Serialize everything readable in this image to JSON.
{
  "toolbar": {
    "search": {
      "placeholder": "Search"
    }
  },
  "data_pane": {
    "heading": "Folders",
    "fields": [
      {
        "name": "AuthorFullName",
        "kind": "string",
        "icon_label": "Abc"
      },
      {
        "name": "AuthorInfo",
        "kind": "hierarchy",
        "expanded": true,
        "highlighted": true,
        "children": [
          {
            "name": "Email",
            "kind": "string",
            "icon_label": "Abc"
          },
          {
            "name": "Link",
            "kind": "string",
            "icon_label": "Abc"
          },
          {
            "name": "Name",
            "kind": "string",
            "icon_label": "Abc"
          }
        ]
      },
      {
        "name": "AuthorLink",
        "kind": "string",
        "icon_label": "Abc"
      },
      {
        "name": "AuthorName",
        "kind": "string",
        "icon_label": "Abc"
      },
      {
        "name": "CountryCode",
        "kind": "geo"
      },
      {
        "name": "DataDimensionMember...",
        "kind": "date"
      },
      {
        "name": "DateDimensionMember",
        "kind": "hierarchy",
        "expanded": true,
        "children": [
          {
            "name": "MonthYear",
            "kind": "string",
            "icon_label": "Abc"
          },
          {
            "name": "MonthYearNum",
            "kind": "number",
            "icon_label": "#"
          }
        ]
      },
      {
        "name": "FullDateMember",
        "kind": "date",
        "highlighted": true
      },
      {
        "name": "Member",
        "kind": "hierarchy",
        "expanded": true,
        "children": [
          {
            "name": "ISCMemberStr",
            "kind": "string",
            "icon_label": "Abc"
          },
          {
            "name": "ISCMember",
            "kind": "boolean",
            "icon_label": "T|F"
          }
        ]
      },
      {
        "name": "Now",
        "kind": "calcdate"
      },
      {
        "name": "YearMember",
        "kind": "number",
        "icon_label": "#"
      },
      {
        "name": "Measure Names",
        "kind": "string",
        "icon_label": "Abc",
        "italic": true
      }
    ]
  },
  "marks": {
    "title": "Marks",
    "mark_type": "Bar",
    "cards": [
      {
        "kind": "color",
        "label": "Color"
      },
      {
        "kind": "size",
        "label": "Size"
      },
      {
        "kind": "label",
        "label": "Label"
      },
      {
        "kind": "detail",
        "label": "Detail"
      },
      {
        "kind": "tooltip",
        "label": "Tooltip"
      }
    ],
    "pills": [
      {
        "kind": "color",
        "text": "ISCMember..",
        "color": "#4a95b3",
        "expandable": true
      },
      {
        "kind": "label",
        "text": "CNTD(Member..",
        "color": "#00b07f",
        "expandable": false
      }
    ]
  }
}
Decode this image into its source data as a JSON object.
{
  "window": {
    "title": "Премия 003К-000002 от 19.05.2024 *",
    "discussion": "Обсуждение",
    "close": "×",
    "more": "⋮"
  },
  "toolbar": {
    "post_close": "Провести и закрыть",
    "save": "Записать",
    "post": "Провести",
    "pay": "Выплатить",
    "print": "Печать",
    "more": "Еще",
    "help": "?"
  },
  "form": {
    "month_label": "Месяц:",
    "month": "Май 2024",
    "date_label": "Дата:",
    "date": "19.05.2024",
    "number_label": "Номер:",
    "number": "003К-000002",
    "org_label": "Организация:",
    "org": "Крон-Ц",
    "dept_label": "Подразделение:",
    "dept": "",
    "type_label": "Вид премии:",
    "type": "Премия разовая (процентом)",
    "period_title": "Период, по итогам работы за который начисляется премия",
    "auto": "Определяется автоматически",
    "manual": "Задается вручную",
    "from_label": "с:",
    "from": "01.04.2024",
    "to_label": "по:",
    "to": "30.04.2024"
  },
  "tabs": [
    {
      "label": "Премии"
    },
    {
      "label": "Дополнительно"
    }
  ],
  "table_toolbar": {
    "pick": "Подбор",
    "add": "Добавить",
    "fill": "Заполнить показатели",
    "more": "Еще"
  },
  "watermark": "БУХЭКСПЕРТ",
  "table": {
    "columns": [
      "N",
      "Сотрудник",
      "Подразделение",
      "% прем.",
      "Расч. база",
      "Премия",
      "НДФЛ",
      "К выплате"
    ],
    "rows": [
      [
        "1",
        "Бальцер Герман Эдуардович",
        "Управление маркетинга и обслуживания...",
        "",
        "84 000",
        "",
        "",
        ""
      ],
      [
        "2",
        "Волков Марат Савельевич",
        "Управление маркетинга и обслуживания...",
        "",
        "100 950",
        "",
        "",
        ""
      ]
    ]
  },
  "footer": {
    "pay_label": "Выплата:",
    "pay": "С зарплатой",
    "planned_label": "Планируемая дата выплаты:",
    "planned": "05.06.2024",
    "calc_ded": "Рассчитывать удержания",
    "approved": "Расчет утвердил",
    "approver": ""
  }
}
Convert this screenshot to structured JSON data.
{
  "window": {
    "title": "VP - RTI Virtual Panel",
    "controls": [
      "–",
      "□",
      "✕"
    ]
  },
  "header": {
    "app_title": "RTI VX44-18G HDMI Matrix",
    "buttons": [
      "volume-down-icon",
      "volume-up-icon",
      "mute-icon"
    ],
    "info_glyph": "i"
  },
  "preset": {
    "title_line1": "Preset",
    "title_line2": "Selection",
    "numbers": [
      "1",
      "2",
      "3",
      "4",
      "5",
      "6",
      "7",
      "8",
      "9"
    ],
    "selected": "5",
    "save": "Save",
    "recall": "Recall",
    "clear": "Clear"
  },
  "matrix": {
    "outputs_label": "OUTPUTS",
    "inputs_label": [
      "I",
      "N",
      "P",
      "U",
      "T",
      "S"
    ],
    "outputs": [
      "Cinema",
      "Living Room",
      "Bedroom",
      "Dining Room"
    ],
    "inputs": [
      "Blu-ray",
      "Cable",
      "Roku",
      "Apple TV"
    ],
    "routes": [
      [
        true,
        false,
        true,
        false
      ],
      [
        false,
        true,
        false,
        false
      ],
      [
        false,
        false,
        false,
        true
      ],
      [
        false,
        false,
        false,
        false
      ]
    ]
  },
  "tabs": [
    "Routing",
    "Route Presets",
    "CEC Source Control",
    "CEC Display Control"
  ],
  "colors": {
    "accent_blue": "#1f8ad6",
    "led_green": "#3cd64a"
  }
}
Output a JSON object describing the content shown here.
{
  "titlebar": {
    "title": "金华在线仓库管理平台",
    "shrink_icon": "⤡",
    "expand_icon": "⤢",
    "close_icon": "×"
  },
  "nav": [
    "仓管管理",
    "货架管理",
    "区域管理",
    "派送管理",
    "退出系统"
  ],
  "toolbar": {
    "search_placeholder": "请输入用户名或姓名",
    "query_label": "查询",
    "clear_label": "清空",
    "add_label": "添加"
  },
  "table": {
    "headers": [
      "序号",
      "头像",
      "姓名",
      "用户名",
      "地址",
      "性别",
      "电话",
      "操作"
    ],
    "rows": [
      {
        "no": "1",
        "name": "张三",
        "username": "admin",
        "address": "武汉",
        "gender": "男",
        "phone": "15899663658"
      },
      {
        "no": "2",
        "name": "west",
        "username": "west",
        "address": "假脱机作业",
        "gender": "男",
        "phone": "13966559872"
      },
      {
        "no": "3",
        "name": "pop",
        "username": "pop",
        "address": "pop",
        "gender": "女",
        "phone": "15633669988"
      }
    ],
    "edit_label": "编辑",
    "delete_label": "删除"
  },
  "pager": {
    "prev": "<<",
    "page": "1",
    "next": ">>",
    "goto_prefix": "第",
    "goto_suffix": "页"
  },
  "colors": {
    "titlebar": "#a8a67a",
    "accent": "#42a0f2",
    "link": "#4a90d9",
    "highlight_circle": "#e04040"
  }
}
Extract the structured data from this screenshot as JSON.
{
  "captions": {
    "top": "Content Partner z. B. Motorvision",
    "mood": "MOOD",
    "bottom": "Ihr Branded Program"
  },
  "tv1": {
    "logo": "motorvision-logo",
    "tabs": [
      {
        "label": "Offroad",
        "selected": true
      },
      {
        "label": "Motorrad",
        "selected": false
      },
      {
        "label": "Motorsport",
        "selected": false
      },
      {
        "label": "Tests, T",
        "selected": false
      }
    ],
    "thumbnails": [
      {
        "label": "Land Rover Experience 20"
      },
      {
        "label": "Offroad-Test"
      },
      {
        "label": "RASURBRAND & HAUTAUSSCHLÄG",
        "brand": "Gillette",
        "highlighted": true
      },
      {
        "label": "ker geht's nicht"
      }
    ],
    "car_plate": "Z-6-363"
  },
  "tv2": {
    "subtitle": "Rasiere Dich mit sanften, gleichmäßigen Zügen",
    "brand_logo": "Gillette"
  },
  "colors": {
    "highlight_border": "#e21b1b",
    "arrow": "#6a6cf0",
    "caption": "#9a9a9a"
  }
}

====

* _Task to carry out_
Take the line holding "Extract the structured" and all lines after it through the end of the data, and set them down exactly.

* _Task output_
Extract the structured data from this screenshot as JSON.
{
  "captions": {
    "top": "Content Partner z. B. Motorvision",
    "mood": "MOOD",
    "bottom": "Ihr Branded Program"
  },
  "tv1": {
    "logo": "motorvision-logo",
    "tabs": [
      {
        "label": "Offroad",
        "selected": true
      },
      {
        "label": "Motorrad",
        "selected": false
      },
      {
        "label": "Motorsport",
        "selected": false
      },
      {
        "label": "Tests, T",
        "selected": false
      }
    ],
    "thumbnails": [
      {
        "label": "Land Rover Experience 20"
      },
      {
        "label": "Offroad-Test"
      },
      {
        "label": "RASURBRAND & HAUTAUSSCHLÄG",
        "brand": "Gillette",
        "highlighted": true
      },
      {
        "label": "ker geht's nicht"
      }
    ],
    "car_plate": "Z-6-363"
  },
  "tv2": {
    "subtitle": "Rasiere Dich mit sanften, gleichmäßigen Zügen",
    "brand_logo": "Gillette"
  },
  "colors": {
    "highlight_border": "#e21b1b",
    "arrow": "#6a6cf0",
    "caption": "#9a9a9a"
  }
}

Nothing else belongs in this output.